OPAL was founded by Agriculture and Agri-Food Canada, the National Research Council of Canada, and the U of S with investment from Western Economic Diversification Canada.
OPAL is a state-of-the-art facility and the only one in Canada to provide analytical and computation services that includes genomics (the study of genetic materials), phenomics (the study of an organism’s traits), and bioinformatics (analyses of biological data), giving rise to the title “Omics”. It combines these with the use of the latest imaging and ag technologies like GPS, unmanned aerial vehicles, remote aerial imagery, and in-field environmental monitoring to provide clients with a complete diagnostic profile of samples.
“Thanks to the invaluable support of our partners, we have been able to set up a highly equipped facility that is a one-stop shop for the comprehensive analyses of microbe, plant and animal samples, and we are very pleased to have these advanced services available here to complement Saskatchewan’s thriving biotechnology ecosystem,” says Steven Webb, GIFS chief executive officer. “As a technology platform, OPAL will use advanced tools and digital agtech to address big issue challenges facing the agriculture and food sectors, aligning with GIFS’ mission to work with partners to discover, develop and deliver innovative solutions for the production of globally sustainable food.”

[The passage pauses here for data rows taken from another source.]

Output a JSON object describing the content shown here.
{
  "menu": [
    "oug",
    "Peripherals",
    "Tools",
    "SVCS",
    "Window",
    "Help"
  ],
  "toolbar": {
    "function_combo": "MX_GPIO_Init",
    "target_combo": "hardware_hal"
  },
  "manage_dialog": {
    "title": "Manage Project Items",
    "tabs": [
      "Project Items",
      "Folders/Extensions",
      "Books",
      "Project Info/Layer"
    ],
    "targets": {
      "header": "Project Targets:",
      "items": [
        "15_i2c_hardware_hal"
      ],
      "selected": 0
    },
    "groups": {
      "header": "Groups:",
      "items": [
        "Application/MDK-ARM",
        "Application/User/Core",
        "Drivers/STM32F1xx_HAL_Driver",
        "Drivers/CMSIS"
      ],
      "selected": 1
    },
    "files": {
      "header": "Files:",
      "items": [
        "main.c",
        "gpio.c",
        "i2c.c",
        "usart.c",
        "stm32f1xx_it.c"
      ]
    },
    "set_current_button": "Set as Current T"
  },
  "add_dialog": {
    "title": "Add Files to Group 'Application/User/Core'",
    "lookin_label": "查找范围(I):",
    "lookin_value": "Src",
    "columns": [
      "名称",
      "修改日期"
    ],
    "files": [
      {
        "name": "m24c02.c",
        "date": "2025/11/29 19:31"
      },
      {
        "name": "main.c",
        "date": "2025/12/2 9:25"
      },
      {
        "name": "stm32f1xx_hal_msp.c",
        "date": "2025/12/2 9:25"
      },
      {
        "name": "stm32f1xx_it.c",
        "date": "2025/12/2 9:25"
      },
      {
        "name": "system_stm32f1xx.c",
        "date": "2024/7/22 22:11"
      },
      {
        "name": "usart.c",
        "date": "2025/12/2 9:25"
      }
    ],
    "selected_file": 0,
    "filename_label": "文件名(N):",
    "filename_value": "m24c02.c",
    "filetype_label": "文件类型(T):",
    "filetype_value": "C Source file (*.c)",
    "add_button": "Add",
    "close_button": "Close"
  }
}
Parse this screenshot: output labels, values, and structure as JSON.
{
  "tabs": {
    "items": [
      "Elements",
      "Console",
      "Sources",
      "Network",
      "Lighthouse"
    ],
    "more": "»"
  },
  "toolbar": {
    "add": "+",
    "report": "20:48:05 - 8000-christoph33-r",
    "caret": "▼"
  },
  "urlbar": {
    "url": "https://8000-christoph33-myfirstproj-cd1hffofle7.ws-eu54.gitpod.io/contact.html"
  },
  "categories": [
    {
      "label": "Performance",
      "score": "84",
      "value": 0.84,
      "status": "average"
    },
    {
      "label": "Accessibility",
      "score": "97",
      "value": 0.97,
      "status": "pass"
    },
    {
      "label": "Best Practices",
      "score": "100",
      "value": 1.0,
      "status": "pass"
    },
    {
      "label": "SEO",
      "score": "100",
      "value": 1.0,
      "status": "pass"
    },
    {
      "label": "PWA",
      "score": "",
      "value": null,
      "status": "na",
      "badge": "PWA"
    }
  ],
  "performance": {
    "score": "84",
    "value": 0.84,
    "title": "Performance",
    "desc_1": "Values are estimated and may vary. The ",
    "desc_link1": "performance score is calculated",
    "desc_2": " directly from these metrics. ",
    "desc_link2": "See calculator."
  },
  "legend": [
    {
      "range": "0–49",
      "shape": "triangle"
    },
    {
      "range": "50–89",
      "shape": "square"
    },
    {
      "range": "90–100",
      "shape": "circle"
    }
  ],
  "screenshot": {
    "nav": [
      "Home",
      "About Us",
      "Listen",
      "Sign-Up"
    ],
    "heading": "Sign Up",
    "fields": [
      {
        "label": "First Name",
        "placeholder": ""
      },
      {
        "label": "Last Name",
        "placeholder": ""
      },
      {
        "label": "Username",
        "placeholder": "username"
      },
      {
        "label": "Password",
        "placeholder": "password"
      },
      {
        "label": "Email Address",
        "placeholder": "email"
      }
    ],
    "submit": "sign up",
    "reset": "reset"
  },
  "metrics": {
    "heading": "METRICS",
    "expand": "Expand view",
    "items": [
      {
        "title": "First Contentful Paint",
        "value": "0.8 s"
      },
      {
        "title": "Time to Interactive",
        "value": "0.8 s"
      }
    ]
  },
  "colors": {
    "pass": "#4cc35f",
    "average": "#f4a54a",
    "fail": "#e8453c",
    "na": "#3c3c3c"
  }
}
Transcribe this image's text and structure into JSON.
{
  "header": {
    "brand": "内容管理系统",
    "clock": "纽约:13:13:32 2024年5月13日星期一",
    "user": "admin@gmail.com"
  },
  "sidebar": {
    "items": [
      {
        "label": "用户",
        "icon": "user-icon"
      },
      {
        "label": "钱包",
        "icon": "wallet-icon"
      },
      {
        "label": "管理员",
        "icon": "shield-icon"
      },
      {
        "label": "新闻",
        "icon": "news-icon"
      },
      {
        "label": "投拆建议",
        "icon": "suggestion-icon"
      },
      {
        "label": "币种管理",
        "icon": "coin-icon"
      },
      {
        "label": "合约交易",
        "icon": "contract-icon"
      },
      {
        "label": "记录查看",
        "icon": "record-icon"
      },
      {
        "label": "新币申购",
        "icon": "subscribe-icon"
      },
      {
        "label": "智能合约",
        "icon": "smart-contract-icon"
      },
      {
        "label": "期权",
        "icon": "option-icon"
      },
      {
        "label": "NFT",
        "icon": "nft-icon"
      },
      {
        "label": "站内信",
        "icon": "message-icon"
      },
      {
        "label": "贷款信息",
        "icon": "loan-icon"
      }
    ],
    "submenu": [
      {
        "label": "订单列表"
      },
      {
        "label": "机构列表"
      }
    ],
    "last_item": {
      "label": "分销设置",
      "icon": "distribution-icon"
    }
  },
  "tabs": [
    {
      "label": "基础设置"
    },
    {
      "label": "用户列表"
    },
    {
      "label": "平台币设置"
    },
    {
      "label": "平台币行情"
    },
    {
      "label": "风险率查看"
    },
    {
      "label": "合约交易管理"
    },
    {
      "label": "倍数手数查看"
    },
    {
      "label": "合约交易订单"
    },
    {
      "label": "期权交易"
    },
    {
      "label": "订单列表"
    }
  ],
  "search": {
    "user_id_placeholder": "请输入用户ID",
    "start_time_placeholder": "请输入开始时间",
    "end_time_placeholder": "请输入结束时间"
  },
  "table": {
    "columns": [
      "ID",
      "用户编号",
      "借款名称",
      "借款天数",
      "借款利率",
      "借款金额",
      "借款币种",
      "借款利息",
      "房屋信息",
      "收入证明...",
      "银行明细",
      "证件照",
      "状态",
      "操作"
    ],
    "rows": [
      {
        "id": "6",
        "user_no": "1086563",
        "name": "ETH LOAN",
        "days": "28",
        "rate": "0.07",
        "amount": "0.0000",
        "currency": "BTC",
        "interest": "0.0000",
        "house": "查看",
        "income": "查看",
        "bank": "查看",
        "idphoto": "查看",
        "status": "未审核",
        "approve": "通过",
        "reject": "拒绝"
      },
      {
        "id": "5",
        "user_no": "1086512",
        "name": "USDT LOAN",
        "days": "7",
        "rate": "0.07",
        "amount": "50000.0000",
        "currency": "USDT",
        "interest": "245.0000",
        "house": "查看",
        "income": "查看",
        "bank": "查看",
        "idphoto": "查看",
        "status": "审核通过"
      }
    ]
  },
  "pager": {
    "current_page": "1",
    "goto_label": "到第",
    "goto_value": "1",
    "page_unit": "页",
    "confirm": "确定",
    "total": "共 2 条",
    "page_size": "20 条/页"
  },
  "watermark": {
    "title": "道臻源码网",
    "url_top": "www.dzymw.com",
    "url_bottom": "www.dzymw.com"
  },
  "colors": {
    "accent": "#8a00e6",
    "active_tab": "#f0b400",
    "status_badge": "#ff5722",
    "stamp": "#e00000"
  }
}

The facility will also help deploy cutting-edge tech developed through the Plant Phenotyping and Imaging Research Centre.
OPAL’s laboratory equipment can analyze virtually all genetic material on a large scale, and during its one-year pilot, GIFS loaned the equipment to support diagnostic testing for COVID-19 to the Saskatchewan Health Authority.
“Agtech has the infrastructure and capacity to support the health sector through its adaptable equipment that can be used for very large-scale and automated applications including genetic testing and sequencing, virus detection, protein analysis, and gene expression,” says Webb. “We were pleased to be able to support the Health Authority’s efforts by making our equipment available for the important testing needed at the time.”
OPAL was designed to help resolve climate change and water and nutrient resource issues and when it comes to farming, and will enable farmers to target plants with precise amounts of inputs.